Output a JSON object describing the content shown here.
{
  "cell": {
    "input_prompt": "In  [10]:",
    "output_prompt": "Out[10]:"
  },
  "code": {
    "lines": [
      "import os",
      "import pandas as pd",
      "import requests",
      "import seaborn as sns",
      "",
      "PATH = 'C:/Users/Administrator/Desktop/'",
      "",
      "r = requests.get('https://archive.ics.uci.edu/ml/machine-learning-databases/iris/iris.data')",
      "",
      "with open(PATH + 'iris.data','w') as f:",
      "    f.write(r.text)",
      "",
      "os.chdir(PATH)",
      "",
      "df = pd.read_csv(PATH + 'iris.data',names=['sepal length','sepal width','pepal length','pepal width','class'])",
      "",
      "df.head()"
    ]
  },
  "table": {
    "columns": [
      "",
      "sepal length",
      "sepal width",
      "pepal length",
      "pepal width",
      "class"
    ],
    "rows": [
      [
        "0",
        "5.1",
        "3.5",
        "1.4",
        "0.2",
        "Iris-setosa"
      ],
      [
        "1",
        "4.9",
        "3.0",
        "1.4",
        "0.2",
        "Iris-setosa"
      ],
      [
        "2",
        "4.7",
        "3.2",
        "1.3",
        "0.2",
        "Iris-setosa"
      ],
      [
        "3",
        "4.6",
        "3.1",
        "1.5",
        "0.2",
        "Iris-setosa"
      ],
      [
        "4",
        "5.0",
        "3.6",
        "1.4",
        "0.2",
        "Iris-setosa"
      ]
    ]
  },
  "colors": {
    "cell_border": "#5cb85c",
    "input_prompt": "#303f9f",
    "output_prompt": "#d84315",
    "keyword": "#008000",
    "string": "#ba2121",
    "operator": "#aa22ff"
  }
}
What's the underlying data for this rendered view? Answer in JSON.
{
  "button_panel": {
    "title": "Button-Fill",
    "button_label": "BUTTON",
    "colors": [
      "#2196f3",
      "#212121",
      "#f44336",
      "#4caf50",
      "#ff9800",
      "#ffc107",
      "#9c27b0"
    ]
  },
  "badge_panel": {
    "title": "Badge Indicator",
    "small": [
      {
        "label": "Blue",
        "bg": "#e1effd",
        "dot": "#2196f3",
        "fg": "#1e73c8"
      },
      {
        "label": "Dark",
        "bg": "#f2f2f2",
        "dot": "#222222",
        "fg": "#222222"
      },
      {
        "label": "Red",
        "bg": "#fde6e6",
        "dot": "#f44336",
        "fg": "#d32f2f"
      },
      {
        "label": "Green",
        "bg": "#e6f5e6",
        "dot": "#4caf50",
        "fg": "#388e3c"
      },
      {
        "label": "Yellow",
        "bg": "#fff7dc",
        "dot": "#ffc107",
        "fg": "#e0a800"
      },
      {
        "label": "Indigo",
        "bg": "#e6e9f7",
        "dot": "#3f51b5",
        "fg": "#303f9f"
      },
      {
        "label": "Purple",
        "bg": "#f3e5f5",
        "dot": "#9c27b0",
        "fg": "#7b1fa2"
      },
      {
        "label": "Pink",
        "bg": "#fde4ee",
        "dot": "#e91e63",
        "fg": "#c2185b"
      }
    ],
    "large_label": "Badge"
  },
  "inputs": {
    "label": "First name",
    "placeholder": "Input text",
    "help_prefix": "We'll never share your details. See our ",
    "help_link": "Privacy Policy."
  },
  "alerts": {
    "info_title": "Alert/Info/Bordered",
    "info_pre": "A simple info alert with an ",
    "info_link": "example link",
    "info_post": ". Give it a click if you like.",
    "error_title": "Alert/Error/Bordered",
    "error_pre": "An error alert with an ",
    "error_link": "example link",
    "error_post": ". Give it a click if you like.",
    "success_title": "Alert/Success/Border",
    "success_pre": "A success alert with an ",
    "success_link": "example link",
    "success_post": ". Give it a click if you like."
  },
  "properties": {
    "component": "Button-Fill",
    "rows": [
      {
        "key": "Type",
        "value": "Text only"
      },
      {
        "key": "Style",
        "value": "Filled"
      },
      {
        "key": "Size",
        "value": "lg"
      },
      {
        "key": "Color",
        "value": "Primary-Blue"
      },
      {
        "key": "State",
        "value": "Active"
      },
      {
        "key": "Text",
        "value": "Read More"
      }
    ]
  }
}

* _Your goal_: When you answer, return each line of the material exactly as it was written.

* _Answer to this problem_:
Output a JSON object describing the content shown here.
{
  "cell": {
    "input_prompt": "In  [10]:",
    "output_prompt": "Out[10]:"
  },
  "code": {
    "lines": [
      "import os",
      "import pandas as pd",
      "import requests",
      "import seaborn as sns",
      "",
      "PATH = 'C:/Users/Administrator/Desktop/'",
      "",
      "r = requests.get('https://archive.ics.uci.edu/ml/machine-learning-databases/iris/iris.data')",
      "",
      "with open(PATH + 'iris.data','w') as f:",
      "    f.write(r.text)",
      "",
      "os.chdir(PATH)",
      "",
      "df = pd.read_csv(PATH + 'iris.data',names=['sepal length','sepal width','pepal length','pepal width','class'])",
      "",
      "df.head()"
    ]
  },
  "table": {
    "columns": [
      "",
      "sepal length",
      "sepal width",
      "pepal length",
      "pepal width",
      "class"
    ],
    "rows": [
      [
        "0",
        "5.1",
        "3.5",
        "1.4",
        "0.2",
        "Iris-setosa"
      ],
      [
        "1",
        "4.9",
        "3.0",
        "1.4",
        "0.2",
        "Iris-setosa"
      ],
      [
        "2",
        "4.7",
        "3.2",
        "1.3",
        "0.2",
        "Iris-setosa"
      ],
      [
        "3",
        "4.6",
        "3.1",
        "1.5",
        "0.2",
        "Iris-setosa"
      ],
      [
        "4",
        "5.0",
        "3.6",
        "1.4",
        "0.2",
        "Iris-setosa"
      ]
    ]
  },
  "colors": {
    "cell_border": "#5cb85c",
    "input_prompt": "#303f9f",
    "output_prompt": "#d84315",
    "keyword": "#008000",
    "string": "#ba2121",
    "operator": "#aa22ff"
  }
}
What's the underlying data for this rendered view? Answer in JSON.
{
  "button_panel": {
    "title": "Button-Fill",
    "button_label": "BUTTON",
    "colors": [
      "#2196f3",
      "#212121",
      "#f44336",
      "#4caf50",
      "#ff9800",
      "#ffc107",
      "#9c27b0"
    ]
  },
  "badge_panel": {
    "title": "Badge Indicator",
    "small": [
      {
        "label": "Blue",
        "bg": "#e1effd",
        "dot": "#2196f3",
        "fg": "#1e73c8"
      },
      {
        "label": "Dark",
        "bg": "#f2f2f2",
        "dot": "#222222",
        "fg": "#222222"
      },
      {
        "label": "Red",
        "bg": "#fde6e6",
        "dot": "#f44336",
        "fg": "#d32f2f"
      },
      {
        "label": "Green",
        "bg": "#e6f5e6",
        "dot": "#4caf50",
        "fg": "#388e3c"
      },
      {
        "label": "Yellow",
        "bg": "#fff7dc",
        "dot": "#ffc107",
        "fg": "#e0a800"
      },
      {
        "label": "Indigo",
        "bg": "#e6e9f7",
        "dot": "#3f51b5",
        "fg": "#303f9f"
      },
      {
        "label": "Purple",
        "bg": "#f3e5f5",
        "dot": "#9c27b0",
        "fg": "#7b1fa2"
      },
      {
        "label": "Pink",
        "bg": "#fde4ee",
        "dot": "#e91e63",
        "fg": "#c2185b"
      }
    ],
    "large_label": "Badge"
  },
  "inputs": {
    "label": "First name",
    "placeholder": "Input text",
    "help_prefix": "We'll never share your details. See our ",
    "help_link": "Privacy Policy."
  },
  "alerts": {
    "info_title": "Alert/Info/Bordered",
    "info_pre": "A simple info alert with an ",
    "info_link": "example link",
    "info_post": ". Give it a click if you like.",
    "error_title": "Alert/Error/Bordered",
    "error_pre": "An error alert with an ",
    "error_link": "example link",
    "error_post": ". Give it a click if you like.",
    "success_title": "Alert/Success/Border",
    "success_pre": "A success alert with an ",
    "success_link": "example link",
    "success_post": ". Give it a click if you like."
  },
  "properties": {
    "component": "Button-Fill",
    "rows": [
      {
        "key": "Type",
        "value": "Text only"
      },
      {
        "key": "Style",
        "value": "Filled"
      },
      {
        "key": "Size",
        "value": "lg"
      },
      {
        "key": "Color",
        "value": "Primary-Blue"
      },
      {
        "key": "State",
        "value": "Active"
      },
      {
        "key": "Text",
        "value": "Read More"
      }
    ]
  }
}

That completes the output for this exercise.